His comment about Black Panties being a brilliant ode to pussy, by the way, is pegged off of a Jezebel review praising, as so many have, R. Kelly's new record. Let me repeat that: Jezebel, a site which traffics in every volume of furious outrage against every kind of perceived slight against women and feminism, lets R. Kelly completely off the hook for his 100% real offenses against very real women and girls, up to and including, very likely, rape. It's sickening to think that, for whatever reason, Jezebel's supposedly bulletproof feminism doesn't extend to young women of color. As DeRogatis says, nobody matters less in our society than young black women.
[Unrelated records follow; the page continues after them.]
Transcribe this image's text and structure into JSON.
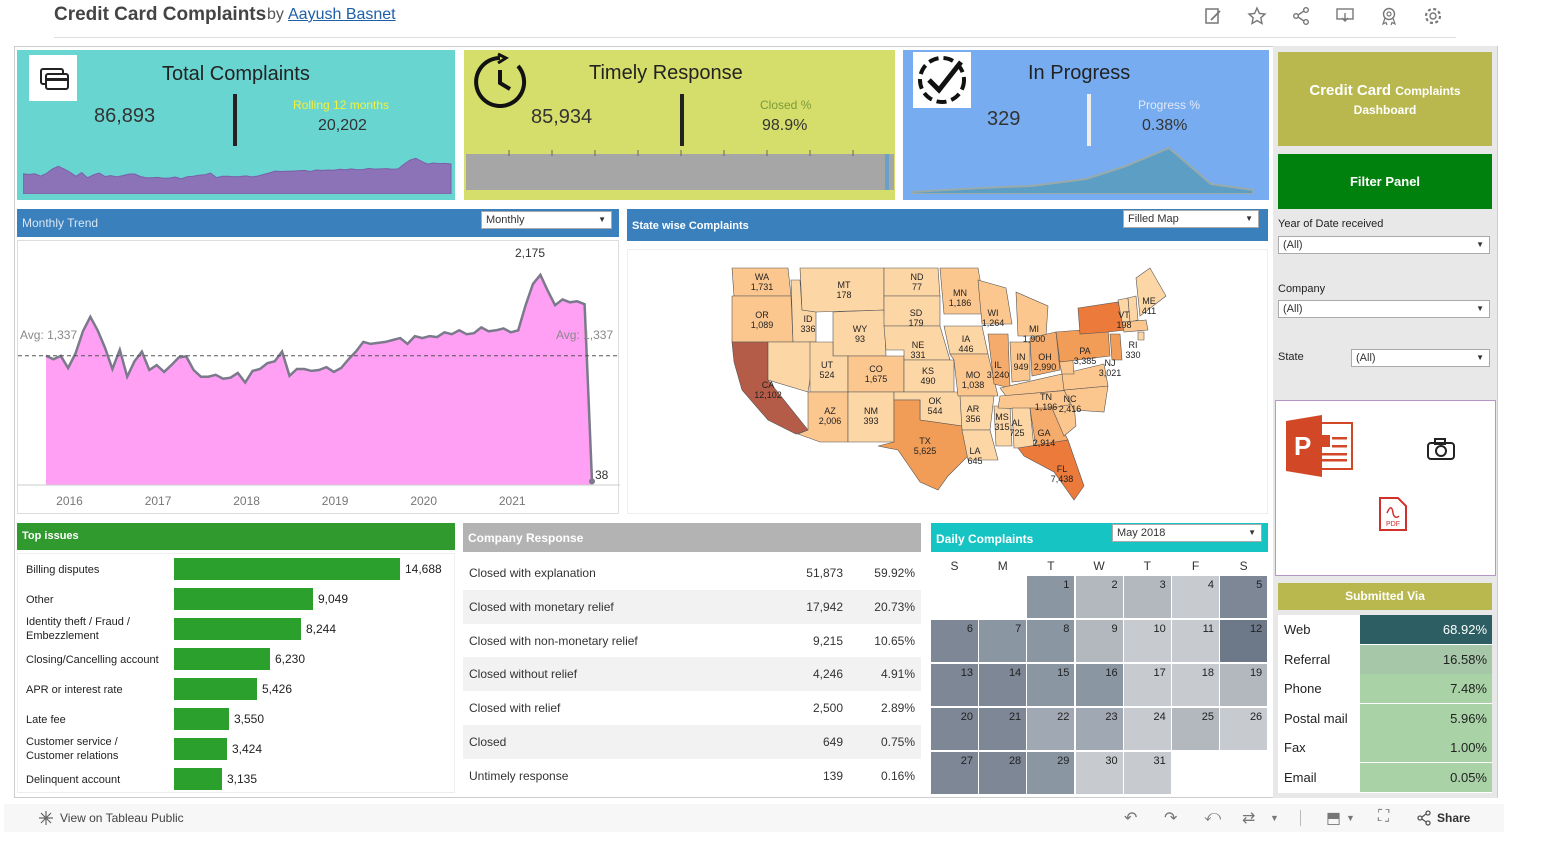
{
  "header": {
    "title": "Credit Card Complaints",
    "by": "by",
    "author": "Aayush Basnet",
    "icons": [
      "edit-icon",
      "star-icon",
      "share-icon",
      "comment-icon",
      "badge-icon",
      "gear-icon"
    ]
  },
  "kpis": {
    "total": {
      "title": "Total Complaints",
      "value": "86,893",
      "sub_label": "Rolling 12 months",
      "sub_value": "20,202",
      "bg": "#69d5d0",
      "spark_color": "#8c72b7"
    },
    "timely": {
      "title": "Timely  Response",
      "value": "85,934",
      "sub_label": "Closed %",
      "sub_value": "98.9%",
      "bg": "#d5de6a",
      "progress": 0.989
    },
    "progress": {
      "title": "In Progress",
      "value": "329",
      "sub_label": "Progress %",
      "sub_value": "0.38%",
      "bg": "#77adf0"
    }
  },
  "sidebar": {
    "title_line1": "Credit Card",
    "title_line1b": "Complaints",
    "title_line2": "Dashboard",
    "filter_panel": "Filter Panel",
    "filters": [
      {
        "label": "Year of Date received",
        "value": "(All)"
      },
      {
        "label": "Company",
        "value": "(All)"
      },
      {
        "label": "State",
        "value": "(All)"
      }
    ],
    "submitted_via_title": "Submitted Via",
    "submitted_via": [
      {
        "label": "Web",
        "value": "68.92%",
        "color": "#2c5e63",
        "text_color": "#ffffff"
      },
      {
        "label": "Referral",
        "value": "16.58%",
        "color": "#a6c7a8",
        "text_color": "#222222"
      },
      {
        "label": "Phone",
        "value": "7.48%",
        "color": "#a9d3a6",
        "text_color": "#222222"
      },
      {
        "label": "Postal mail",
        "value": "5.96%",
        "color": "#a9d3a6",
        "text_color": "#222222"
      },
      {
        "label": "Fax",
        "value": "1.00%",
        "color": "#a9d3a6",
        "text_color": "#222222"
      },
      {
        "label": "Email",
        "value": "0.05%",
        "color": "#a9d3a6",
        "text_color": "#222222"
      }
    ],
    "export_icons": [
      "powerpoint-icon",
      "camera-icon",
      "pdf-icon"
    ],
    "pdf_label": "PDF"
  },
  "monthly": {
    "title": "Monthly Trend",
    "dropdown": "Monthly",
    "avg_label_left": "Avg: 1,337",
    "avg_label_right": "Avg: 1,337",
    "peak_label": "2,175",
    "last_label": "38",
    "years": [
      "2016",
      "2017",
      "2018",
      "2019",
      "2020",
      "2021"
    ]
  },
  "chart_data": {
    "type": "area",
    "title": "Monthly Trend",
    "x_start": "2015-09",
    "values": [
      1337,
      1300,
      1336,
      1210,
      1360,
      1590,
      1740,
      1600,
      1420,
      1200,
      1400,
      1120,
      1280,
      1380,
      1190,
      1240,
      1170,
      1240,
      1320,
      1330,
      1190,
      1120,
      1120,
      1140,
      1100,
      1110,
      1160,
      1060,
      1180,
      1200,
      1260,
      1280,
      1380,
      1130,
      1200,
      1200,
      1180,
      1190,
      1220,
      1170,
      1210,
      1300,
      1380,
      1480,
      1460,
      1470,
      1480,
      1500,
      1520,
      1460,
      1540,
      1520,
      1540,
      1530,
      1580,
      1560,
      1600,
      1560,
      1570,
      1630,
      1590,
      1600,
      1620,
      1580,
      1600,
      1860,
      2080,
      2175,
      2010,
      1860,
      1920,
      1890,
      1900,
      1870,
      38
    ],
    "avg": 1337,
    "ylim": [
      0,
      2400
    ],
    "year_ticks": [
      "2016",
      "2017",
      "2018",
      "2019",
      "2020",
      "2021"
    ]
  },
  "state_map": {
    "title": "State wise Complaints",
    "dropdown": "Filled Map",
    "states": [
      {
        "code": "WA",
        "value": "1,731"
      },
      {
        "code": "OR",
        "value": "1,089"
      },
      {
        "code": "CA",
        "value": "12,102"
      },
      {
        "code": "MT",
        "value": "178"
      },
      {
        "code": "ID",
        "value": "336"
      },
      {
        "code": "WY",
        "value": "93"
      },
      {
        "code": "UT",
        "value": "524"
      },
      {
        "code": "CO",
        "value": "1,675"
      },
      {
        "code": "AZ",
        "value": "2,006"
      },
      {
        "code": "NM",
        "value": "393"
      },
      {
        "code": "ND",
        "value": "77"
      },
      {
        "code": "SD",
        "value": "179"
      },
      {
        "code": "NE",
        "value": "331"
      },
      {
        "code": "KS",
        "value": "490"
      },
      {
        "code": "OK",
        "value": "544"
      },
      {
        "code": "TX",
        "value": "5,625"
      },
      {
        "code": "MN",
        "value": "1,186"
      },
      {
        "code": "IA",
        "value": "446"
      },
      {
        "code": "MO",
        "value": "1,038"
      },
      {
        "code": "AR",
        "value": "356"
      },
      {
        "code": "LA",
        "value": "645"
      },
      {
        "code": "WI",
        "value": "1,264"
      },
      {
        "code": "IL",
        "value": "3,240"
      },
      {
        "code": "MS",
        "value": "315"
      },
      {
        "code": "MI",
        "value": "1,900"
      },
      {
        "code": "IN",
        "value": "949"
      },
      {
        "code": "OH",
        "value": "2,990"
      },
      {
        "code": "TN",
        "value": "1,196"
      },
      {
        "code": "AL",
        "value": "725"
      },
      {
        "code": "GA",
        "value": "2,914"
      },
      {
        "code": "FL",
        "value": "7,438"
      },
      {
        "code": "NC",
        "value": "2,416"
      },
      {
        "code": "PA",
        "value": "3,385"
      },
      {
        "code": "NJ",
        "value": "3,021"
      },
      {
        "code": "VT",
        "value": "198"
      },
      {
        "code": "ME",
        "value": "411"
      },
      {
        "code": "RI",
        "value": "330"
      }
    ]
  },
  "top_issues": {
    "title": "Top issues",
    "items": [
      {
        "label": "Billing disputes",
        "value": 14688,
        "text": "14,688"
      },
      {
        "label": "Other",
        "value": 9049,
        "text": "9,049"
      },
      {
        "label": "Identity theft / Fraud / Embezzlement",
        "value": 8244,
        "text": "8,244"
      },
      {
        "label": "Closing/Cancelling account",
        "value": 6230,
        "text": "6,230"
      },
      {
        "label": "APR or interest rate",
        "value": 5426,
        "text": "5,426"
      },
      {
        "label": "Late fee",
        "value": 3550,
        "text": "3,550"
      },
      {
        "label": "Customer service / Customer relations",
        "value": 3424,
        "text": "3,424"
      },
      {
        "label": "Delinquent account",
        "value": 3135,
        "text": "3,135"
      }
    ]
  },
  "company_response": {
    "title": "Company  Response",
    "rows": [
      {
        "label": "Closed with explanation",
        "count": "51,873",
        "pct": "59.92%"
      },
      {
        "label": "Closed with monetary relief",
        "count": "17,942",
        "pct": "20.73%"
      },
      {
        "label": "Closed with non-monetary relief",
        "count": "9,215",
        "pct": "10.65%"
      },
      {
        "label": "Closed without relief",
        "count": "4,246",
        "pct": "4.91%"
      },
      {
        "label": "Closed with relief",
        "count": "2,500",
        "pct": "2.89%"
      },
      {
        "label": "Closed",
        "count": "649",
        "pct": "0.75%"
      },
      {
        "label": "Untimely response",
        "count": "139",
        "pct": "0.16%"
      }
    ]
  },
  "daily": {
    "title": "Daily Complaints",
    "dropdown": "May 2018",
    "dow": [
      "S",
      "M",
      "T",
      "W",
      "T",
      "F",
      "S"
    ],
    "first_weekday": 2,
    "shades": [
      "#8b96a3",
      "#b3b8bf",
      "#b3b8bf",
      "#c7cacf",
      "#7d8796",
      "#7d8796",
      "#8b96a3",
      "#8b96a3",
      "#b3b8bf",
      "#c7cacf",
      "#c7cacf",
      "#6d7889",
      "#7d8796",
      "#7d8796",
      "#8b96a3",
      "#8b96a3",
      "#c7cacf",
      "#c7cacf",
      "#b3b8bf",
      "#7d8796",
      "#7d8796",
      "#a0a8b3",
      "#a0a8b3",
      "#c7cacf",
      "#b3b8bf",
      "#c7cacf",
      "#7d8796",
      "#7d8796",
      "#8b96a3",
      "#c7cacf",
      "#c7cacf"
    ]
  },
  "footer": {
    "view_on": "View on Tableau Public",
    "share": "Share"
  }
}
Nobody gives a shit about them.

Honestly, read both the interview and the details of the case published over at the Village Voice. You're not likely to forget it anytime soon -- and that's good.

Update: To her credit, Jezebel's Madeleine Davies has responded to the DeRogatis story with a somber and thoughtful piece titled "What We Absolutely Must Talk About When We Talk About R. Kelly." It dispenses with the snark and says what always needed to be said:

While this is a shameful thing to admit, I think that somehow it was easier to like R. Kelly if you were ever able to kid yourself that the number of his victims were limited to the two most famous ones. In the case of statutory rape, a lot of people are able to convince themselves that the rape isn't real or that "maybe she really did want it."

But that already weak excuse grows even weaker when you realize that R. Kelly's victims are not just two teenage girls who possibly consented to having sex with an older man (if that was even legal — which it isn't). The victims were dozens of girls who were manipulated, exploited and pressured into a sexual relationship that they legally, mentally and emotionally could not be prepared for and R. Kelly did not — R. Kelly does not — care one bit...

So it's time we ask ourselves (if you haven't done so already), is the right to guiltlessly enjoy Trapped in the Closet, Black Panties or "Ignition (Remix)" really more important than the bodies, minds and rights of the dozens of black girls victimized by Kelly? What you listen to is a personal choice, but one thing is for certain. It's time to stop ignoring the facts and face and face the ugly, grim truth: R. Kelly is a serial sexual abuser of teen girls and there's no "she probably wanted it" about it.

Davies, it should be said, wasn't the writer of the "magnificent ode to pussy" piece -- that was Isha Aran -- but what she has to say is worth reading and taking to heart. This guy isn't funny. Not one bit.